read more

Replaying Replicated Redux

Fri 10 November 2017 by Jim Purbrick

While property based tests proved to be a powerful tool for finding and fixing problems with ReactVR pairs, the limitations of the simplistic clientPredictionConstistenty mechanism remained.

It’s easy to think of applications where one order of a sequence of actions is valid, but another order is invalid. Imagine an …

read more

Building Safety in to Social VR

Thu 26 October 2017 by Jim Purbrick

Last year I hosted a panel on creating a safe environment for people in VR with Tony Sheng and Darshan Shankar at OC3. I commented at the time that the discussion reminded me of the story of LambdaMOO becoming a self-governing community told by Julian Dibbell in My Tiny Life …

read more

Testing Replicated Redux

Mon 31 July 2017 by Jim Purbrick

Opening a couple of browser windows and clicking around was more than sufficient for testing the initial version of ReactVR pairs. Implementing a simple middleware to log actions took advantage of the Redux approach of reifying events to allow a glance at the console to reveal precisely which sequence of …

read more

ReactVR Redux Revisited

Tue 04 July 2017 by Jim Purbrick

There were a couple of aspects of my previous experiments building networked ReactVR experiences with Redux that were unsatisfactory: there wasn’t a clean separation between the application logic and network code and, while the example exploited idempotency to reduce latency for some actions, actions which could generate conflicts used …

read more

Generation JPod

Sat 03 June 2017 by Jim Purbrick

I’ve just got back from Kaş where I spent a lovely few days celebrating Pinar and Simon’s wedding and while there spent a few hours reading Now We Are 40: a thoughtful and entertaining look at everything from house music to house prices from the perspective of Generation …

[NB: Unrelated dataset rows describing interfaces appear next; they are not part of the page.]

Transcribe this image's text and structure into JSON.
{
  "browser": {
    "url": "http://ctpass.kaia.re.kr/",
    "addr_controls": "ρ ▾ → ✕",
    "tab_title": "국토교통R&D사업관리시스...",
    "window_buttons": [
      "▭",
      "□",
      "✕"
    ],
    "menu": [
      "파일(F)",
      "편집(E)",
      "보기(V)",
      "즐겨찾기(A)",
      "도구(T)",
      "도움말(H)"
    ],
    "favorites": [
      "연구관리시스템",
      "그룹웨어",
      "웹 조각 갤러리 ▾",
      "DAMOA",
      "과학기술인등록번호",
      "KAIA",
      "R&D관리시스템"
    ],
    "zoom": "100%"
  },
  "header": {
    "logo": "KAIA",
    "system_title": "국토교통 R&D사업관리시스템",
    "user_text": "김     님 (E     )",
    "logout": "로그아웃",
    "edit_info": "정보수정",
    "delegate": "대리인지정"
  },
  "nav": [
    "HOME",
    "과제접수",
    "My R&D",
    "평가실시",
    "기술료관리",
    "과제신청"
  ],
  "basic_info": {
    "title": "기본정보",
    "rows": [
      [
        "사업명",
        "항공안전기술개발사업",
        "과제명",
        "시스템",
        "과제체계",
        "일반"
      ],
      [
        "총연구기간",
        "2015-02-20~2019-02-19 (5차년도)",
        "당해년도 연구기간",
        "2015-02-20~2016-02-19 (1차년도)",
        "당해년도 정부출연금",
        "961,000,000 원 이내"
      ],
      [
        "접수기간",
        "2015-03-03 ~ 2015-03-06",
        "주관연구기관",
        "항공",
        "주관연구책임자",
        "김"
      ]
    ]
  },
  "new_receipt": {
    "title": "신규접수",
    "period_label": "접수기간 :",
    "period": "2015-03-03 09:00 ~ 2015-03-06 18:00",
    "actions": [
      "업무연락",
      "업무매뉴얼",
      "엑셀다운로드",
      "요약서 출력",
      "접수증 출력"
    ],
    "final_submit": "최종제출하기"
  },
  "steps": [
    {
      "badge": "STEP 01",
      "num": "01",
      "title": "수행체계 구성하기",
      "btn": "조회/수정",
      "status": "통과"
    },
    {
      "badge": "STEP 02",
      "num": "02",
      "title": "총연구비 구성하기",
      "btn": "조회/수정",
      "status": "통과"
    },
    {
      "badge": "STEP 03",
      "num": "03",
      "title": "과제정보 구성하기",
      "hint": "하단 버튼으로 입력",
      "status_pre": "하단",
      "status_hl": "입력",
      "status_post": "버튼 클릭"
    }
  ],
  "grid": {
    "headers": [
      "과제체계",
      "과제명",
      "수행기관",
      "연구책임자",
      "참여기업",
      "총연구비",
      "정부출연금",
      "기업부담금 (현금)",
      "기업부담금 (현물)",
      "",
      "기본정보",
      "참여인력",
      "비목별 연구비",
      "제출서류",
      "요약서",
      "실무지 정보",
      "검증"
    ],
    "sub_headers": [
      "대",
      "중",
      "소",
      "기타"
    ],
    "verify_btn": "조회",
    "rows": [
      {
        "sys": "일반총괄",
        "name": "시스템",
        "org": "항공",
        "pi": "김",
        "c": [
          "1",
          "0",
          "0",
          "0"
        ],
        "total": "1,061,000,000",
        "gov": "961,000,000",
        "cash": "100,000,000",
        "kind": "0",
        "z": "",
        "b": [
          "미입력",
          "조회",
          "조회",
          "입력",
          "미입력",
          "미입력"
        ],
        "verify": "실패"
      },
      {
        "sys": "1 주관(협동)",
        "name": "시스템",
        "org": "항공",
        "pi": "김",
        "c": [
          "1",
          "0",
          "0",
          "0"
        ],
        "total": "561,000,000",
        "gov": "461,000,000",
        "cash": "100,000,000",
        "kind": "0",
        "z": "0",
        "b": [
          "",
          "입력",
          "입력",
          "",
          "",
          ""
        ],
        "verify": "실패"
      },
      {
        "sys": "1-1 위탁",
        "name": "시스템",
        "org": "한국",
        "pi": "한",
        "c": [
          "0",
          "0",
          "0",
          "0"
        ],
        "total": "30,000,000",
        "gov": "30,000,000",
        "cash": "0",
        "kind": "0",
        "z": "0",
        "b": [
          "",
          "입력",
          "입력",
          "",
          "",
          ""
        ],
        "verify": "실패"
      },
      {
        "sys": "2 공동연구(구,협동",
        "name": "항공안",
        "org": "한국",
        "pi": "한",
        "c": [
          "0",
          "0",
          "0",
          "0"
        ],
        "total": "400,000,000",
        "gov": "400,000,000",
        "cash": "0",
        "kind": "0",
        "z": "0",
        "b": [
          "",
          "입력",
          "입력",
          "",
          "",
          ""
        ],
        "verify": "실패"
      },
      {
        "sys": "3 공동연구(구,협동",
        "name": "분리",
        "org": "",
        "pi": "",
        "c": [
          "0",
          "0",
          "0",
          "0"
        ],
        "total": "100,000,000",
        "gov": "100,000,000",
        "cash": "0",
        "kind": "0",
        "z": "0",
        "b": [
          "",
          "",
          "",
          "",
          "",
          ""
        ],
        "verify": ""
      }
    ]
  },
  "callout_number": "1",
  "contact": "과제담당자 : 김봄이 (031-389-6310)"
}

read more

2² Decades

Thu 20 April 2017 by Jim Purbrick

Several years ago when we were in 100 robots together, Max was celebrating his 40th birthday. When I said that mine would be in 2017, it felt like an impossibly far future date, but, after what feels like the blink of an eye, here we are.

Along with many other …

read more

VR Redux

Wed 04 January 2017 by Jim Purbrick

Mike and I have been talking about how to easily build simple networked social applications with ReactVR for a while, so I spent some time hacking over the Christmas break to see if I could build a ReactVR version of the pairs game in Oculus Rooms. Pairs is simple and …

read more

Creating A Safe Environment For People In VR

Mon 31 October 2016 by Jim Purbrick

I was very happy that Oculus found time at OC3 to host a panel on creating a safe environment for people in VR. As social VR becomes more popular over the next few years it will quickly have to learn how to keep people safe together in shared environments. Some …

read more


Sun 21 August 2016 by Jim Purbrick

At the 3rd Party Dev State of the Union at EVE Fanfest 2016 earlier this year, CCP FoxFour drew my attention to a limitation of the current approach used by crestmatic to generate CREST documentation: it only discovers resources always reachable from the API root from the perspective of the …

read more

Strange Tales From Other Worlds

Tue 10 May 2016 by Jim Purbrick

At the end of last year, Michael Brunton-Spall and Jon Topper asked me if I would like to give the opening keynote at Scale Summit as I had “lots of experience scaling weird things”, by which they meant Second Life and EVE Online. I immediately thought of The Corn Field …

read more

Towards A Generic Media Type System

Sun 17 April 2016 by Jim Purbrick

The early days of RESTful hypermedia API design tends to involve lots of homogeneous collections. In the case of CREST vnd.ccp.eve.Api-v1 pointed to the logged in vnd.ccp.eve.ccp.Capsuleer-v1 which pointed to a vnd.eve.ccp.CharacterCollection-v1 of contacts which pointed to many vnd.ccp …

read more


Fri 15 April 2016 by Jim Purbrick


3 weeks ago I spent a few hours with photoshop working on the Story Bird logo that Linda made a while ago to make it suitable for print. 2 weeks ago I spent a few hours researching the best way to convert the 24 bit 48 Khz Story Bird mixes …

read more
Fork me on GitHub